** Your goal **
In the data that follows, count each line with the string "Configurações"; the reply is the number only.
**********
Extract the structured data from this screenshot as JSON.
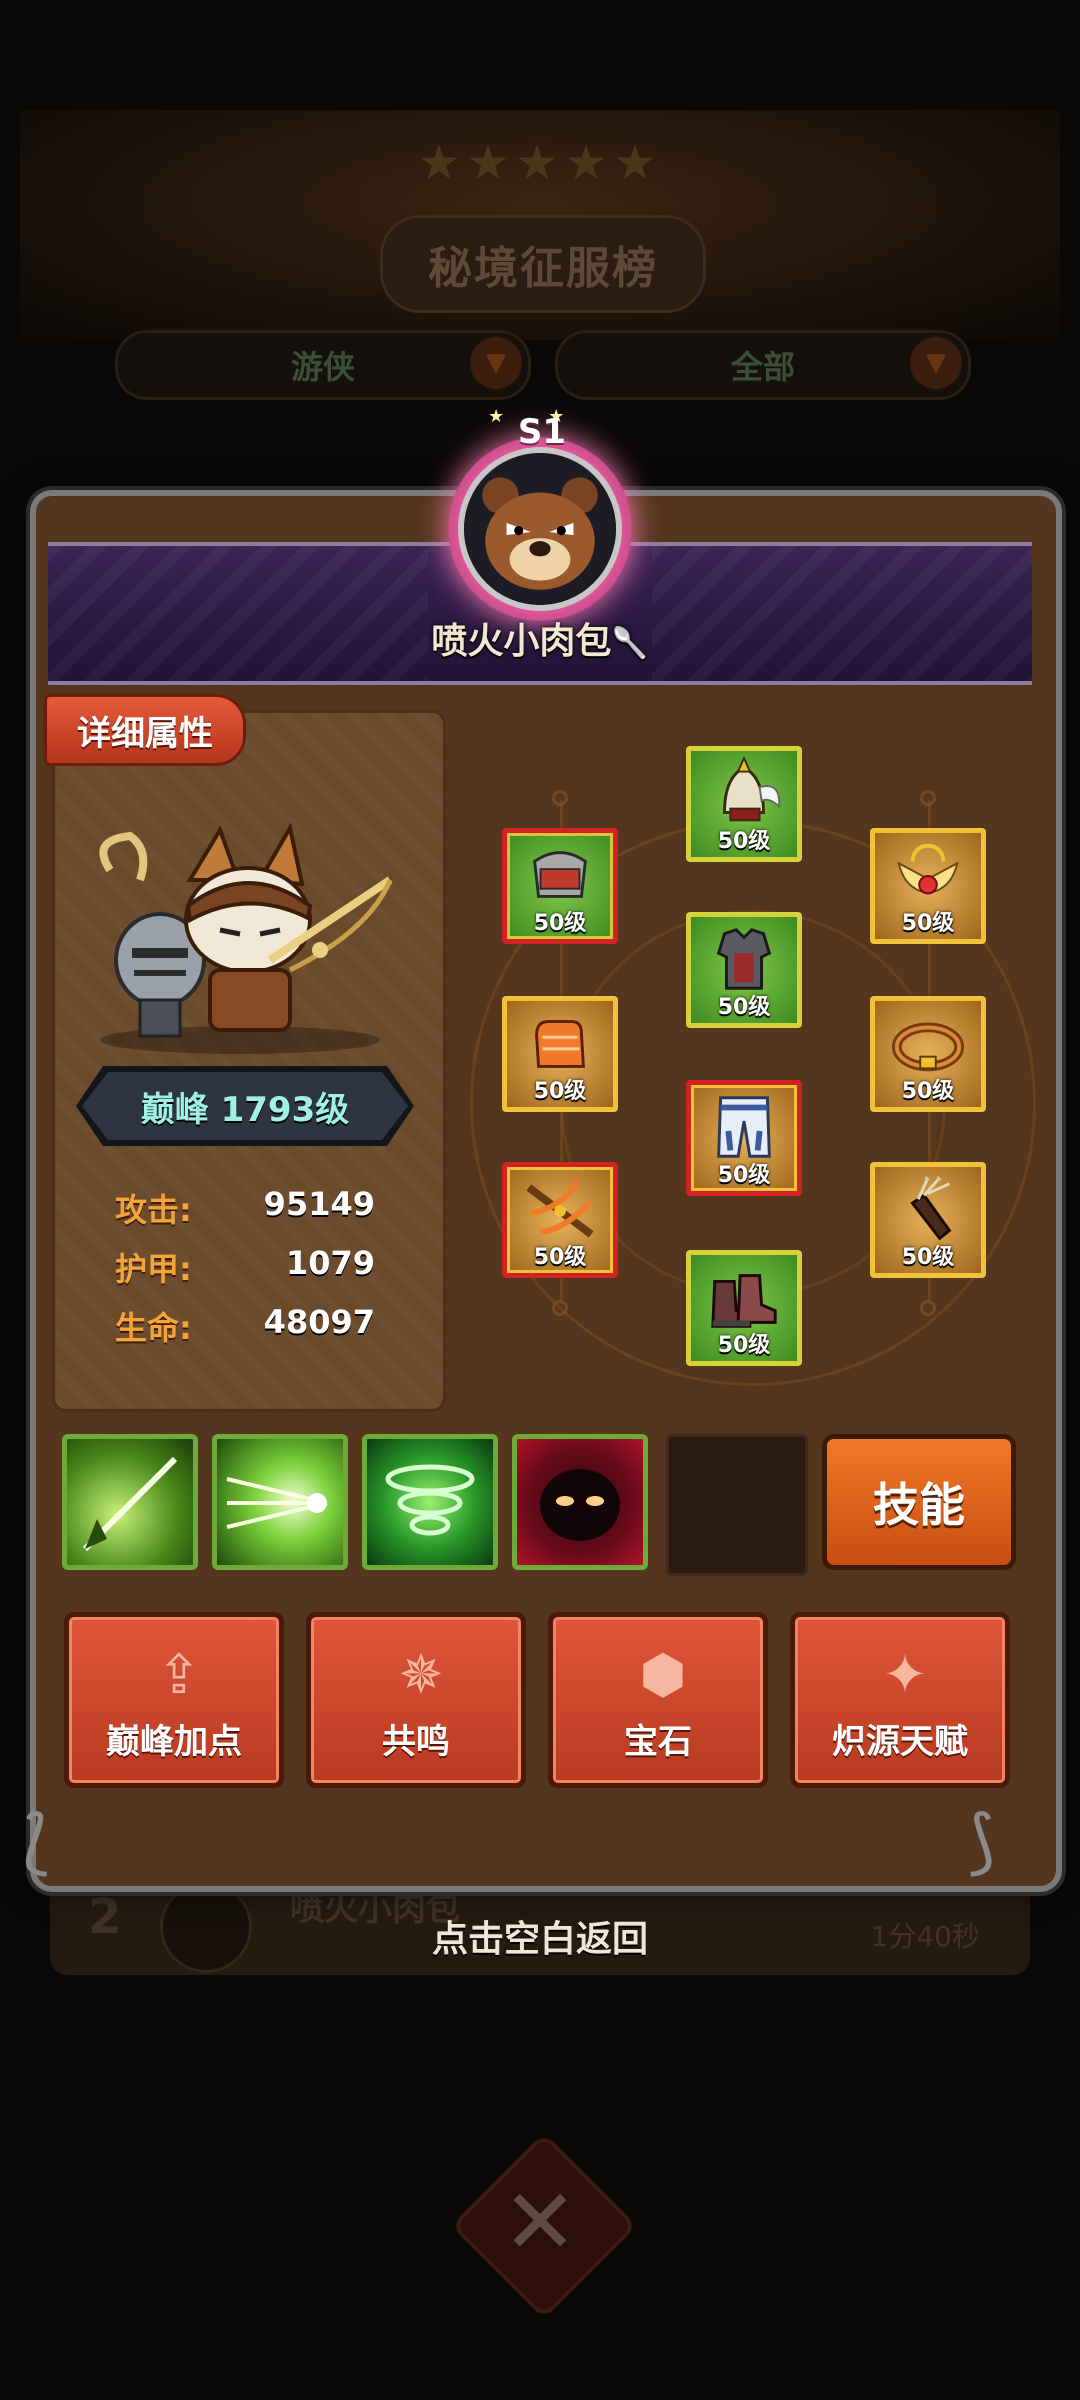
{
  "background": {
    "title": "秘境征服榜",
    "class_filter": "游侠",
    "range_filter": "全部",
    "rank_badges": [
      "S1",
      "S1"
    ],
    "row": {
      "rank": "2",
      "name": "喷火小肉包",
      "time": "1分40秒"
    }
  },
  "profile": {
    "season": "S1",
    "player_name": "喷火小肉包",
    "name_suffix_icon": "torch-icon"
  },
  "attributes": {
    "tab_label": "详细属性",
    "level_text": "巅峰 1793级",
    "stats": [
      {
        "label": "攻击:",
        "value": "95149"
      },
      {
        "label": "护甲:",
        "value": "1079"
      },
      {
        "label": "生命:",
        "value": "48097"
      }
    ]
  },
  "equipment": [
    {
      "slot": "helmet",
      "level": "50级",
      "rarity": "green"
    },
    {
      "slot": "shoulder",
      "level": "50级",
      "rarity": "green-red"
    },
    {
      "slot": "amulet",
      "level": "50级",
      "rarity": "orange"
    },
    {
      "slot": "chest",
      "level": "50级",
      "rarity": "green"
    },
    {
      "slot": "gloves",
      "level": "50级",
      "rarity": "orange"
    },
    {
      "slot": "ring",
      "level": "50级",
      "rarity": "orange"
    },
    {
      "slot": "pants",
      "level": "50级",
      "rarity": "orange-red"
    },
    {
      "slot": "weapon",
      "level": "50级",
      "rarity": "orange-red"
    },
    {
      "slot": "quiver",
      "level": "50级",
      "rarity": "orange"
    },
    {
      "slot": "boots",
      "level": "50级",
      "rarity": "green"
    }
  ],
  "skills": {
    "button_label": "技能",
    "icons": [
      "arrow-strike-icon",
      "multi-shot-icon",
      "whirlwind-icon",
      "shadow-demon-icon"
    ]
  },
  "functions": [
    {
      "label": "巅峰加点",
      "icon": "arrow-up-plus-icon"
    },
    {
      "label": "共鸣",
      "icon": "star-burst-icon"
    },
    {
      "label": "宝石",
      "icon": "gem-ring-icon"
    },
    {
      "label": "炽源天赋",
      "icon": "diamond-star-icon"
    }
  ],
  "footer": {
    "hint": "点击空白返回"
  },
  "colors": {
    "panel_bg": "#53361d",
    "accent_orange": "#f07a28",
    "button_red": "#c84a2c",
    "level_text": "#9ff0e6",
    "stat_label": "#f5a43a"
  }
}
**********
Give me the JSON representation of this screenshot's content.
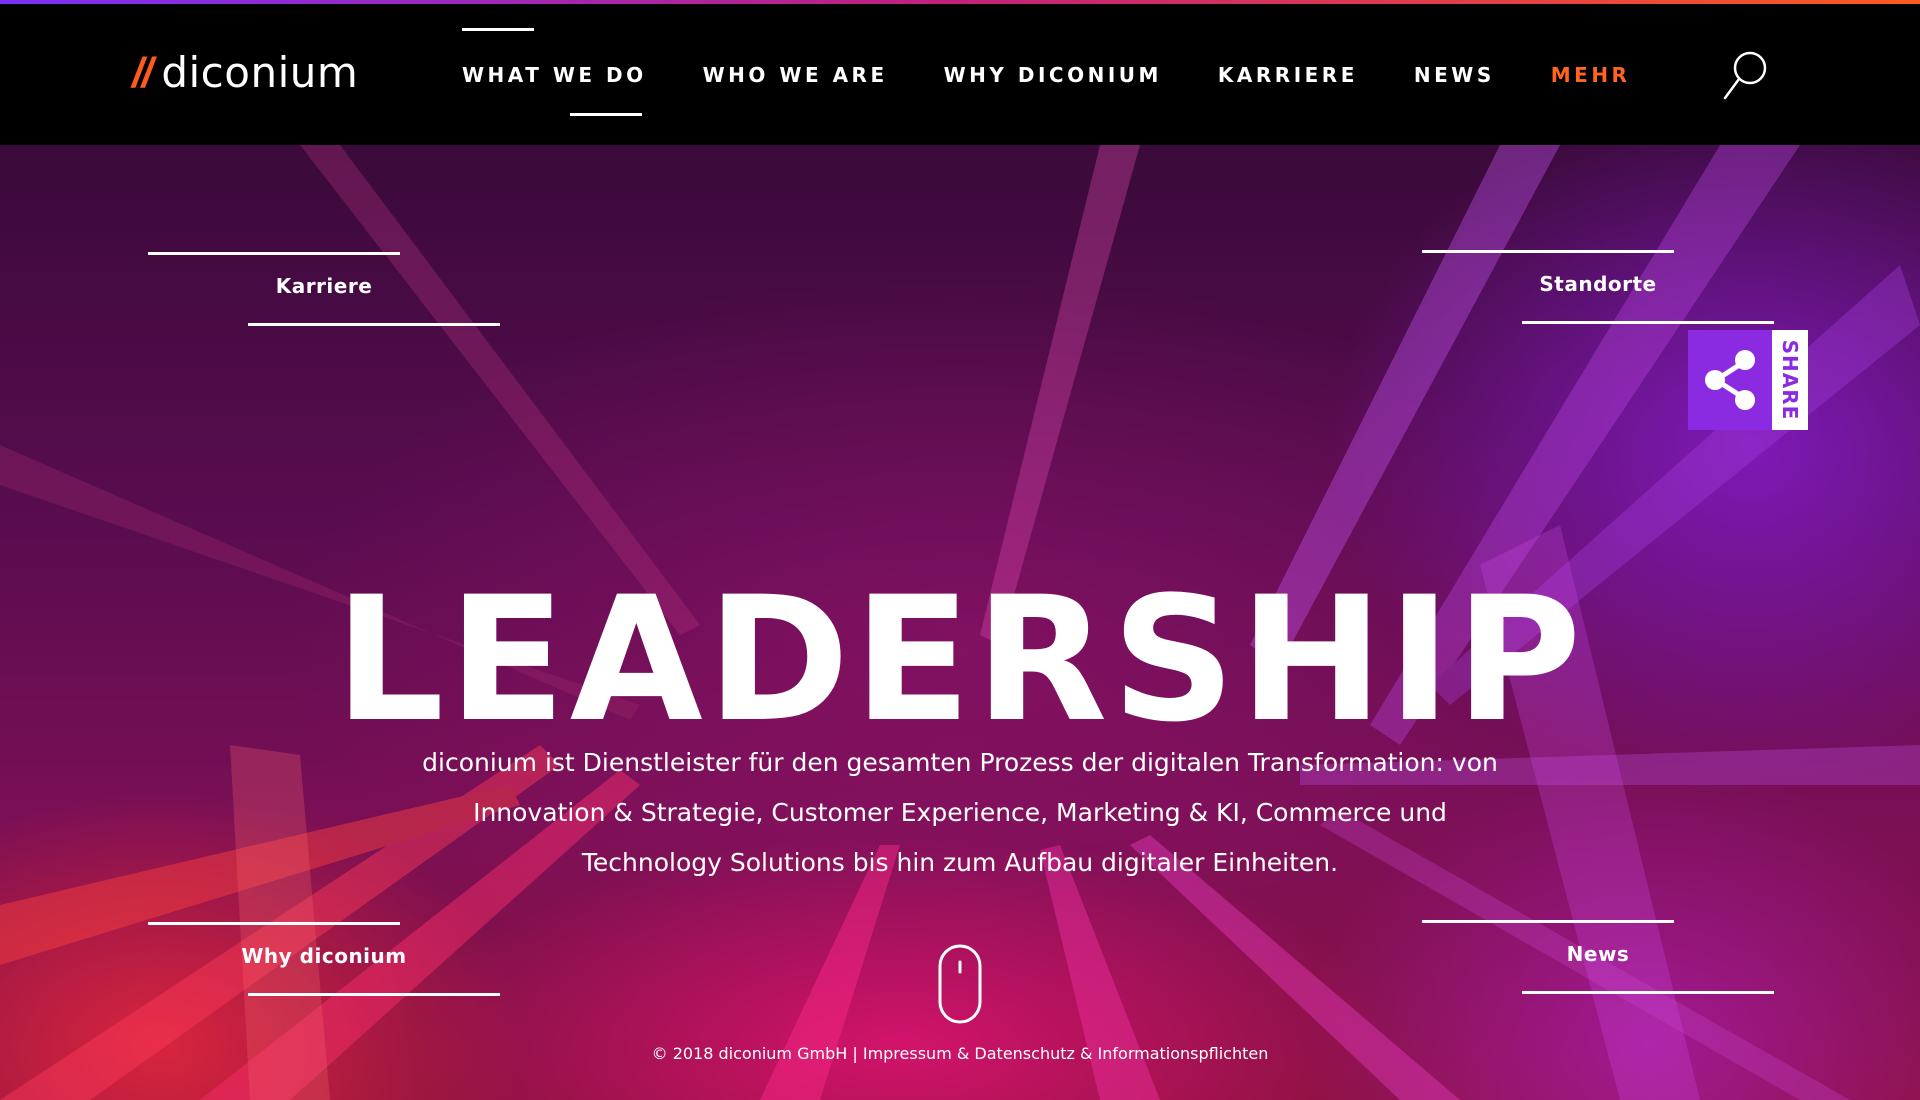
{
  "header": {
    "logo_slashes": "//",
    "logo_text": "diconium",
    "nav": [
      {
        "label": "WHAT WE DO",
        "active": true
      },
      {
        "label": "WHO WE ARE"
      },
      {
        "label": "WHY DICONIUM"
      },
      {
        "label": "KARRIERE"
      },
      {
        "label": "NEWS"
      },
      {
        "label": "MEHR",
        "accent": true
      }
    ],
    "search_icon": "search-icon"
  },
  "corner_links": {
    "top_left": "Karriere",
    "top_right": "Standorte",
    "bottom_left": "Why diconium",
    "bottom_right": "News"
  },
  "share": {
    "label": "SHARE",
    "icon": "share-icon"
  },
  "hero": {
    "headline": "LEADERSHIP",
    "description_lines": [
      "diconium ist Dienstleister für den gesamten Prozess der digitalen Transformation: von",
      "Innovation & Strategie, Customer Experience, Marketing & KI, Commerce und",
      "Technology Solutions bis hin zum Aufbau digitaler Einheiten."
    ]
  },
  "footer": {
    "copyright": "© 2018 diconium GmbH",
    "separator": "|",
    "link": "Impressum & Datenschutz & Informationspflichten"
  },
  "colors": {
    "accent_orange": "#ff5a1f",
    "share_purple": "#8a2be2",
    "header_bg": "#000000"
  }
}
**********
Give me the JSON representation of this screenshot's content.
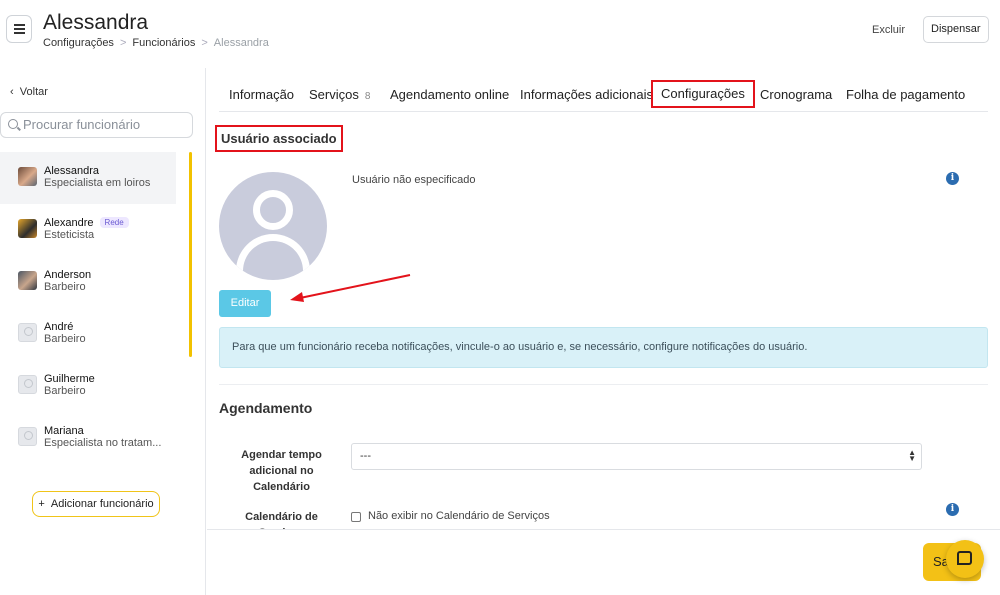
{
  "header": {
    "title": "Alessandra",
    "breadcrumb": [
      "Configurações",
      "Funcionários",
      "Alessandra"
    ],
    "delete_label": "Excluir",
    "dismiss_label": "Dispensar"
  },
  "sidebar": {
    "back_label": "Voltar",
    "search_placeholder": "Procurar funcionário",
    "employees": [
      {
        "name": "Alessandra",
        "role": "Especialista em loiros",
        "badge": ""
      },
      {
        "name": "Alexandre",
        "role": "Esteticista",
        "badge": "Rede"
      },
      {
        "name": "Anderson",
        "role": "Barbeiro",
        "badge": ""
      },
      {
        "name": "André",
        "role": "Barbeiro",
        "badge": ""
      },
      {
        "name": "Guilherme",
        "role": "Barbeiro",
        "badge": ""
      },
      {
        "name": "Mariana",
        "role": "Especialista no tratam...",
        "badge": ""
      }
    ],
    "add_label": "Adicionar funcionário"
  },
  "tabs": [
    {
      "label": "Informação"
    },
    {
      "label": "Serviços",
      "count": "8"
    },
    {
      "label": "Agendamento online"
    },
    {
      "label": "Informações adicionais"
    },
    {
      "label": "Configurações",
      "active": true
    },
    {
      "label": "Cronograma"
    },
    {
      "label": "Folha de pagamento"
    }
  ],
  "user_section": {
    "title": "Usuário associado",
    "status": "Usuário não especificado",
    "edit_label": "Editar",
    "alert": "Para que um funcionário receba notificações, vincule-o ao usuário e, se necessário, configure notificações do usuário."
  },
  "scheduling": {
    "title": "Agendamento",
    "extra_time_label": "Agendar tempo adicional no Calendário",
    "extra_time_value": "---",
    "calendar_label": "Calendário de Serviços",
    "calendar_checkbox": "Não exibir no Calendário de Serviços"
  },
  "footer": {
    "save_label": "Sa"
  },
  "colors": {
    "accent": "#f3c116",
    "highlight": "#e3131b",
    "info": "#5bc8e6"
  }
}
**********
** Solution to this task **
2